95971_000_003Thou shalt lay aside the things of this world, and seek for the things of a better (D&C 25:10).
Tori fought back tears as she ran into the house and took her book bag to her room.
“Tori, honey, is that you? Hustle out here and help me get these carrots peeled for dinner, please.”
“I’m not very hungry, Mom, and I have lots of homework.”
“Well, the rest of the family will be hungry, and you’ll have plenty of time after we eat.”
Mom knew that something was wrong when Tori kept her back turned as she worked. She was sure that a few tears were dropping into the sink along with the thin strips of carrot peeling. She wanted to hug her daughter and make it better, but she knew by now that even a mother’s hug couldn’t always make a hurt go away. “A tough test today, dear?”
“Kind of. But I was prepared, and I know I did well. That’s not the problem, Mom. It’s just that I’m, well, I’m so tired of being lonely. I don’t have any real friends.”
“Of course, you do! What about Pam? And Ellen? And—”
“Wrong answer, Mom. They’re just Sunday friends. In church they’re OK. Sometimes I think they like me then. But at school it’s different. They call me a goody-goody and ‘Mommy’s little angel.’”
“Maybe it’s a compliment,” Mom said with a smile.
Tori shook her head. “I don’t think so.” She grimaced. “All the girls at school are invited to Malorie’s house Friday night for a pizza party.”
“And you didn’t get invited?”
“Yes, I got invited, but I probably won’t go. They plan to stay up late eating pizza and chips and watching television—all the shows that are off limits at our house. I feel like a dweeb.”
“Do you really want to go, Tori?”

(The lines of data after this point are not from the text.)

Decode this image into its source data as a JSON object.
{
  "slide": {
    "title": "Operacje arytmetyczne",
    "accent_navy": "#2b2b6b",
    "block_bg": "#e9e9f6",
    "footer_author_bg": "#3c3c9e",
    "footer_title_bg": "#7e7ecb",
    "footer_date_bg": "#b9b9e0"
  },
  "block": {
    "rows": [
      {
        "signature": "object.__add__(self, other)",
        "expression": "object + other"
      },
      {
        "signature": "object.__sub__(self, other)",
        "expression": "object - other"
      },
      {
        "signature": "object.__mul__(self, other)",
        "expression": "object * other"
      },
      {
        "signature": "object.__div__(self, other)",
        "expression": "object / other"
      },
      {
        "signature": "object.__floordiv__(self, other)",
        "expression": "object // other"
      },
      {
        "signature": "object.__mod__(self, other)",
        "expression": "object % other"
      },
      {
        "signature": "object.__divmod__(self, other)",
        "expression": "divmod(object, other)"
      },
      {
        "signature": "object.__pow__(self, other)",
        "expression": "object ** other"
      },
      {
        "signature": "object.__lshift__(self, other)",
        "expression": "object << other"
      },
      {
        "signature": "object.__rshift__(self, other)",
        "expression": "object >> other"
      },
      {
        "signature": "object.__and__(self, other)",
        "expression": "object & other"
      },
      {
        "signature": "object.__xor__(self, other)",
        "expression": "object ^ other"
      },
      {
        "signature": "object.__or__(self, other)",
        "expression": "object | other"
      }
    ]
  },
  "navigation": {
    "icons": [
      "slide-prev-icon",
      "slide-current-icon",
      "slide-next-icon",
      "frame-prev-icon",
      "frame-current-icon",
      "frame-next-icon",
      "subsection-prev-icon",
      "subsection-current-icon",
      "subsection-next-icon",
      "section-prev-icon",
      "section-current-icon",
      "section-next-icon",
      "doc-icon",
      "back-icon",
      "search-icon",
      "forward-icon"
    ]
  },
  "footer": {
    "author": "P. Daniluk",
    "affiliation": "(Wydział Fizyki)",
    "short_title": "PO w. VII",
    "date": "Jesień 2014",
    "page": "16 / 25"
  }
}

“Yes—and no. I’d like to be with the girls, but I’ve heard them talk about some of the late night shows. I don’t want to watch them—I’d just feel dumb and embarrassed and probably guilty. Why does it have to be like this? Why, when I try so hard to do what I’m supposed to, do I always have to do it alone?”
Mother hugged Tori and said, “Why don’t you pray about this? I’m sure that there’s a solution to your problem.”
That evening Tori prayed, “Heavenly Father, I need Thy help. I need the courage to do what I know is right. I’d like an idea of how to help Pam and Ellen too.”
Before school started the next day, Ellen asked Tori if she was going to the party.
“I’ve decided not to go,” Tori said.
“I’m sorry you’re not coming to the party. I know it’s because your folks won’t let you.”
“It’s true that Dad and Mom don’t want me watching that stuff on TV, Ellen, but it’s more than that. Parties should be fun, and it’s not much fun being embarrassed and feeling ashamed.”
“You know what? I think your folks are trying to brainwash you—you know, trying to make you think what they want you to think.”
“I don’t think so, Ellen. But sometimes I wish they could wash my brain. Do you remember the dirty joke that Malorie told us a few weeks ago? It was disgusting, and I’ve had a hard time getting it out of my mind. I’ve decided that I don’t want to get any more thoughts in my head that shouldn’t be there, because they’re really hard to get out—OK?”
“OK.” Ellen turned away, but she hesitated briefly, then turned back. “Can we still be friends?”
“Yes, of course! I really want your friendship. You can come to my party next month—Dad says I can give one for my birthday. In fact, would you help me plan some fun games for it?”
Ellen thought for a moment. “Do you like to play board games?”
“I sure do!”
“You know, Tori, I bet my mom would let us make cereal treats this Friday and play games at my house. We don’t need to watch TV at Malorie’s house to have fun. I don’t really want any more of that stuff in my brain, either. Shall we ask Pam too? Then we can call Malorie and tell her we aren’t coming.”
“I thank Thee, Heavenly Father,” Tori whispered as she headed for her math class. “I thank Thee, very much.”